A comparison of the latecomer theory and the transformation theory involving the evolution of consciousness, as well as the white noise theory of early consciousness, may also give readers an ethical dilemma. This is especially true for those of us who simply regarded the octopus as food. In particular, the process in which another cephalopod species, the giant cuttlefish, makes colors on its skin provides readers with another insight. There is a part that makes the readers think, ‘no way!’; “...... Cephalopods, in almost all cases, are said to be color-blind” (p.169). Readers may find it fascinating to realize that cephalopods are color-blind, considering that in the page immediately preceding this portion of the book, Godfrey-Smith described in great detail how the giant cuttlefish (the author named them after famous painters such as Matisse, Kandinsky, etc.) approached him, how they curiously extended their arms to him and changed their skin color into vivid shades while swimming together. Godfrey-Smith interprets this change in skin color as an “expression of communication” and contrasts the communication and social system of the baboon with the sociality of the giant cuttlefish as a logical explanation for his interpretation. Such conclusions are only possible from deep reflection; “…. On the baboon side, there is a soap opera life, frantic and stressful social complexity, and little means to express it. On the cephalopod side, there is a simpler social life, hence less to say, but such extraordinary things expressed nonetheless” (p.133). That is, the changes in skin color of the giant cuttle-fish were not merely for camouflage. Indeed, they could be monologues and chats expressed endlessly by each individual throughout life. As a large proportion of the readers of this journal involve several child and adolescent psychiatrists and related professionals, they may also be interested in autism spectrum disorders. As such, many readers may inevitably entertain the following questions in the portion of the book described above: What is sociality? What is language? What is communication? What really is autism?

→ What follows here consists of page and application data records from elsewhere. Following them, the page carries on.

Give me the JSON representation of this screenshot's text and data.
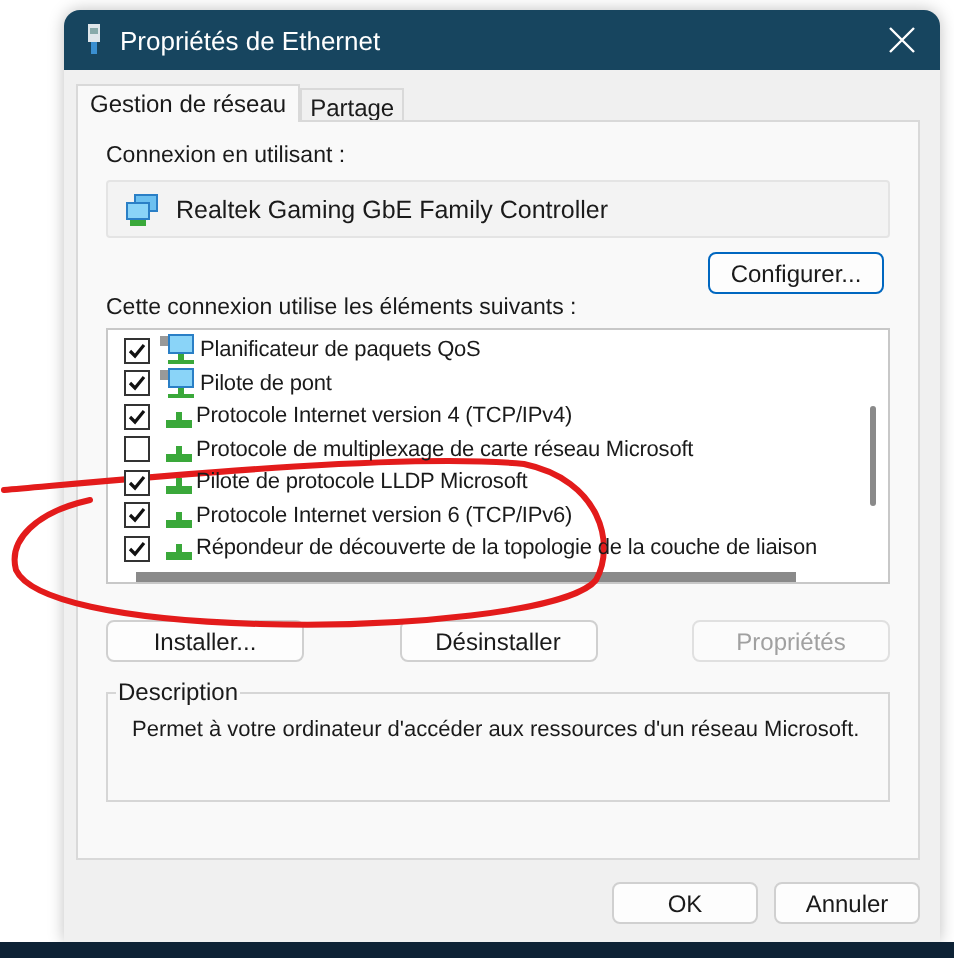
{
  "window": {
    "title": "Propriétés de Ethernet"
  },
  "tabs": [
    {
      "label": "Gestion de réseau",
      "selected": true
    },
    {
      "label": "Partage",
      "selected": false
    }
  ],
  "connection_label": "Connexion en utilisant :",
  "adapter": "Realtek Gaming GbE Family Controller",
  "configure_button": "Configurer...",
  "items_label": "Cette connexion utilise les éléments suivants :",
  "items": [
    {
      "label": "Planificateur de paquets QoS",
      "checked": true,
      "kind": "service"
    },
    {
      "label": "Pilote de pont",
      "checked": true,
      "kind": "service"
    },
    {
      "label": "Protocole Internet version 4 (TCP/IPv4)",
      "checked": true,
      "kind": "protocol"
    },
    {
      "label": "Protocole de multiplexage de carte réseau Microsoft",
      "checked": false,
      "kind": "protocol"
    },
    {
      "label": "Pilote de protocole LLDP Microsoft",
      "checked": true,
      "kind": "protocol"
    },
    {
      "label": "Protocole Internet version 6 (TCP/IPv6)",
      "checked": true,
      "kind": "protocol"
    },
    {
      "label": "Répondeur de découverte de la topologie de la couche de liaison",
      "checked": true,
      "kind": "protocol"
    }
  ],
  "buttons": [
    {
      "label": "Installer...",
      "disabled": false
    },
    {
      "label": "Désinstaller",
      "disabled": false
    },
    {
      "label": "Propriétés",
      "disabled": true
    }
  ],
  "description": {
    "title": "Description",
    "text": "Permet à votre ordinateur d'accéder aux ressources d'un réseau Microsoft."
  },
  "dialog_buttons": [
    "OK",
    "Annuler"
  ]
}
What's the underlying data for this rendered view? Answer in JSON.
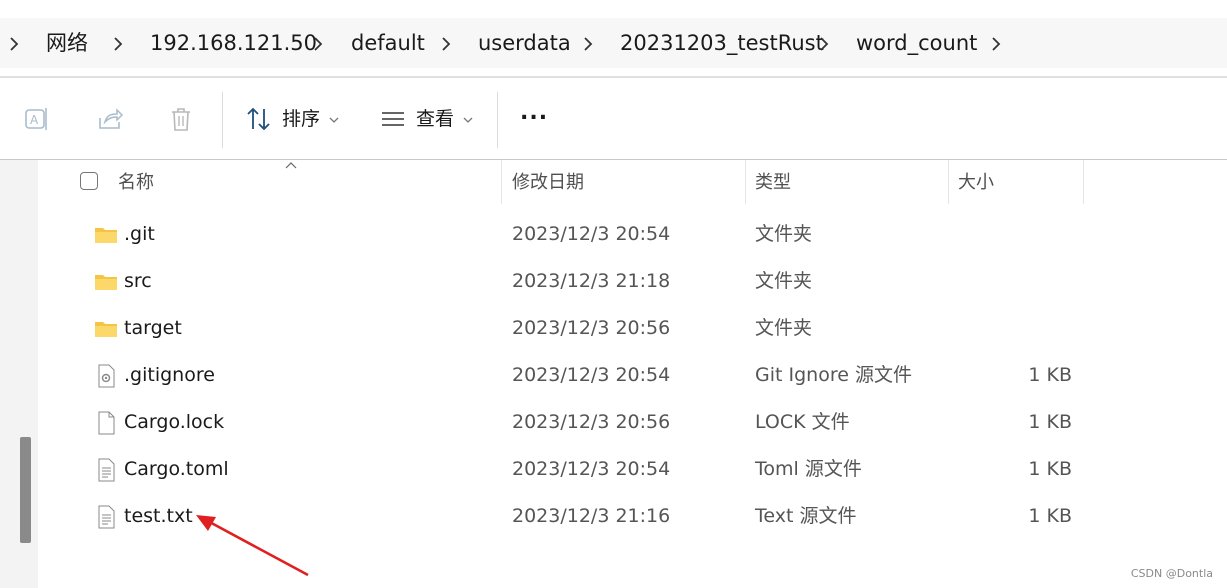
{
  "breadcrumb": {
    "items": [
      {
        "label": "网络"
      },
      {
        "label": "192.168.121.50"
      },
      {
        "label": "default"
      },
      {
        "label": "userdata"
      },
      {
        "label": "20231203_testRust"
      },
      {
        "label": "word_count"
      }
    ]
  },
  "toolbar": {
    "sort_label": "排序",
    "view_label": "查看",
    "more_label": "..."
  },
  "columns": {
    "name": "名称",
    "modified": "修改日期",
    "type": "类型",
    "size": "大小"
  },
  "files": [
    {
      "name": ".git",
      "modified": "2023/12/3 20:54",
      "type": "文件夹",
      "size": "",
      "icon": "folder-icon"
    },
    {
      "name": "src",
      "modified": "2023/12/3 21:18",
      "type": "文件夹",
      "size": "",
      "icon": "folder-icon"
    },
    {
      "name": "target",
      "modified": "2023/12/3 20:56",
      "type": "文件夹",
      "size": "",
      "icon": "folder-icon"
    },
    {
      "name": ".gitignore",
      "modified": "2023/12/3 20:54",
      "type": "Git Ignore 源文件",
      "size": "1 KB",
      "icon": "gear-file-icon"
    },
    {
      "name": "Cargo.lock",
      "modified": "2023/12/3 20:56",
      "type": "LOCK 文件",
      "size": "1 KB",
      "icon": "blank-file-icon"
    },
    {
      "name": "Cargo.toml",
      "modified": "2023/12/3 20:54",
      "type": "Toml 源文件",
      "size": "1 KB",
      "icon": "text-file-icon"
    },
    {
      "name": "test.txt",
      "modified": "2023/12/3 21:16",
      "type": "Text 源文件",
      "size": "1 KB",
      "icon": "text-file-icon"
    }
  ],
  "colors": {
    "folder": "#f4c542",
    "annotation_arrow": "#e02020",
    "scrollbar": "#8a8a8a"
  },
  "watermark": "CSDN @Dontla"
}
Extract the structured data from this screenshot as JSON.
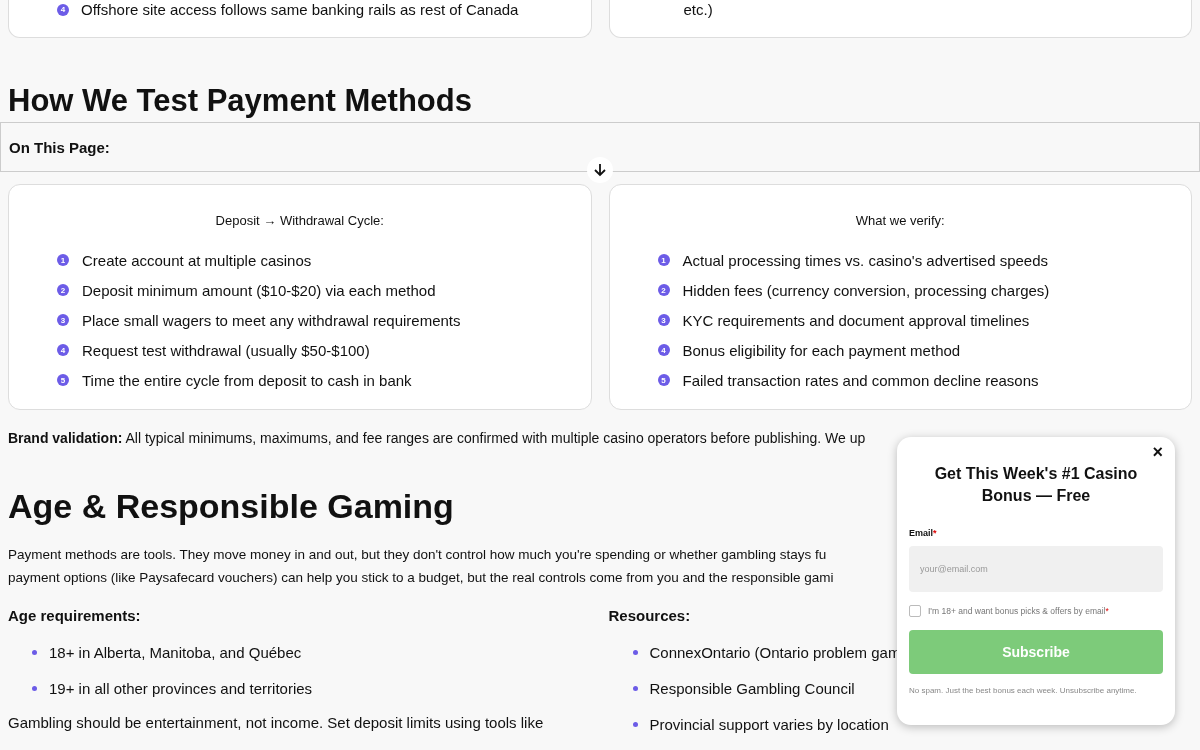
{
  "top_cards": [
    {
      "items": [
        {
          "number": "4",
          "text": "Offshore site access follows same banking rails as rest of Canada"
        }
      ]
    },
    {
      "items": [
        {
          "text": "etc.)"
        }
      ]
    }
  ],
  "test_section": {
    "heading": "How We Test Payment Methods",
    "cards": [
      {
        "title": "Deposit → Withdrawal Cycle:",
        "items": [
          {
            "number": "1",
            "text": "Create account at multiple casinos"
          },
          {
            "number": "2",
            "text": "Deposit minimum amount ($10-$20) via each method"
          },
          {
            "number": "3",
            "text": "Place small wagers to meet any withdrawal requirements"
          },
          {
            "number": "4",
            "text": "Request test withdrawal (usually $50-$100)"
          },
          {
            "number": "5",
            "text": "Time the entire cycle from deposit to cash in bank"
          }
        ]
      },
      {
        "title": "What we verify:",
        "items": [
          {
            "number": "1",
            "text": "Actual processing times vs. casino's advertised speeds"
          },
          {
            "number": "2",
            "text": "Hidden fees (currency conversion, processing charges)"
          },
          {
            "number": "3",
            "text": "KYC requirements and document approval timelines"
          },
          {
            "number": "4",
            "text": "Bonus eligibility for each payment method"
          },
          {
            "number": "5",
            "text": "Failed transaction rates and common decline reasons"
          }
        ]
      }
    ],
    "note": "**Brand validation:** All typical minimums, maximums, and fee ranges are confirmed with multiple casino operators before publishing. We up"
  },
  "on_this_page": {
    "label": "On This Page:"
  },
  "age_section": {
    "heading": "Age & Responsible Gaming",
    "paragraph_lines": [
      "Payment methods are tools. They move money in and out, but they don't control how much you're spending or whether gambling stays fu",
      "payment options (like Paysafecard vouchers) can help you stick to a budget, but the real controls come from you and the responsible gami"
    ],
    "columns": [
      {
        "title": "Age requirements:",
        "items": [
          "18+ in Alberta, Manitoba, and Québec",
          "19+ in all other provinces and territories"
        ],
        "after": "Gambling should be entertainment, not income. Set deposit limits using tools like"
      },
      {
        "title": "Resources:",
        "items": [
          "ConnexOntario (Ontario problem gam",
          "Responsible Gambling Council",
          "Provincial support varies by location"
        ]
      }
    ]
  },
  "popup": {
    "close": "×",
    "title": "Get This Week's #1 Casino Bonus — Free",
    "email_label": "Email",
    "required_mark": "*",
    "email_placeholder": "your@email.com",
    "consent": {
      "label": "I'm 18+ and want bonus picks & offers by email",
      "checked": false
    },
    "button": "Subscribe",
    "footnote": "No spam. Just the best bonus each week. Unsubscribe anytime."
  }
}
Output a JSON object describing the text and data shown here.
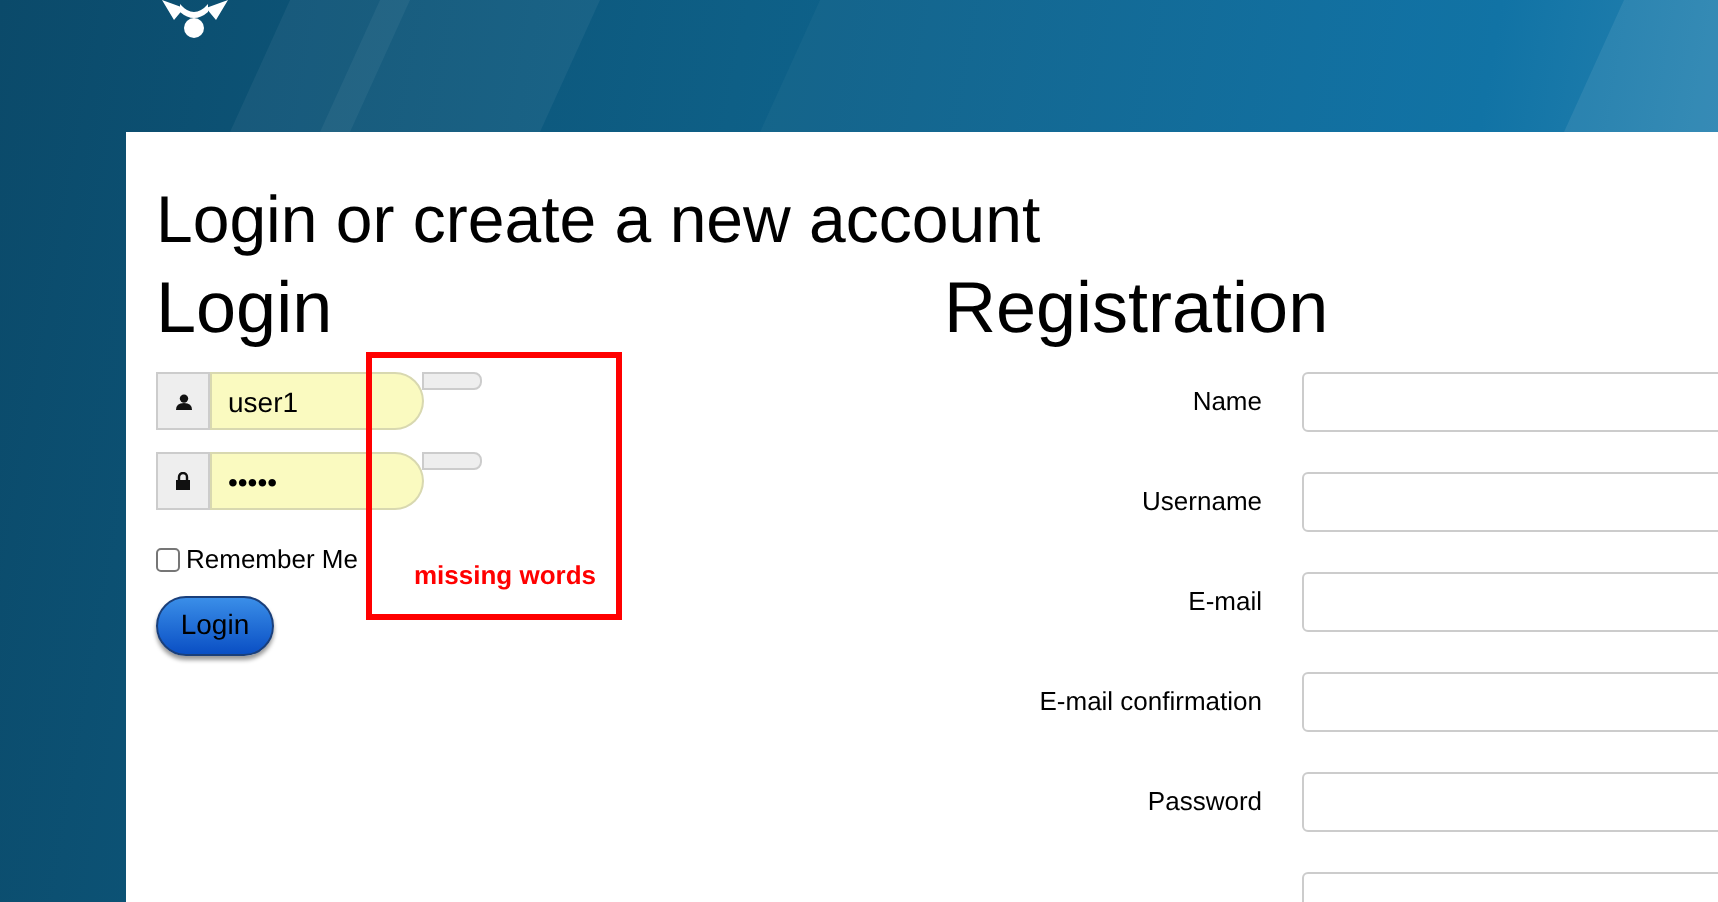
{
  "page_title": "Login or create a new account",
  "login": {
    "heading": "Login",
    "fields": [
      {
        "kind": "user",
        "value": "user1"
      },
      {
        "kind": "lock",
        "value": "•••••"
      }
    ],
    "remember": {
      "label": "Remember Me",
      "checked": false
    },
    "button": "Login"
  },
  "annotation": {
    "text": "missing words"
  },
  "registration": {
    "heading": "Registration",
    "fields": [
      {
        "kind": "labeled",
        "label": "Name"
      },
      {
        "kind": "labeled",
        "label": "Username"
      },
      {
        "kind": "labeled",
        "label": "E-mail"
      },
      {
        "kind": "labeled",
        "label": "E-mail confirmation"
      },
      {
        "kind": "labeled",
        "label": "Password"
      },
      {
        "kind": "input_only"
      }
    ]
  }
}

The readers’ concerns will likely continue as they read Chapter 6, “Our Minds and Others.” When the author connects Vygotsky’s inner speech theory to the efference copy theory, and our subjective conscious experience, readers may be left in awe of how deeply the author reflects on the subjective phenomena of consciousness in humans and animals.
Following these exciting and profound topics, Chapter 7, “Experience Compressed” brings about a type of solemn. Once exposed to the evolutionary interpretations of the reason behind the short lifespan of such a highly intelligent species, readers are prompted to reflect on the mundane views we have had on aging and death.
My short review regarding this book will not be enough to cover all Godfrey-Smith’s beautiful writing and profound ideas. Nevertheless, this book challenges the various paradigms that we in academia had become accustomed to, especially pertaining to psychiatry, psychology, and cognitive science, with questions such as “What are humans?,”“What is consciousness?” and “What is sociality?.” One may even say that it is a refreshing punch to the head. Furthermore, how can an octopus move me this much! I wish to express my heartfelt gratitude to Godfrey-Smith for providing me with such emotions and profound experiences. I also wish to follow his skin scuba guide to visit “Octopolis” on the east coast of Australia, his sacred place, although the octopus and giant cuttlefish named Matisse and Kandinsky, respectively, may no longer be there.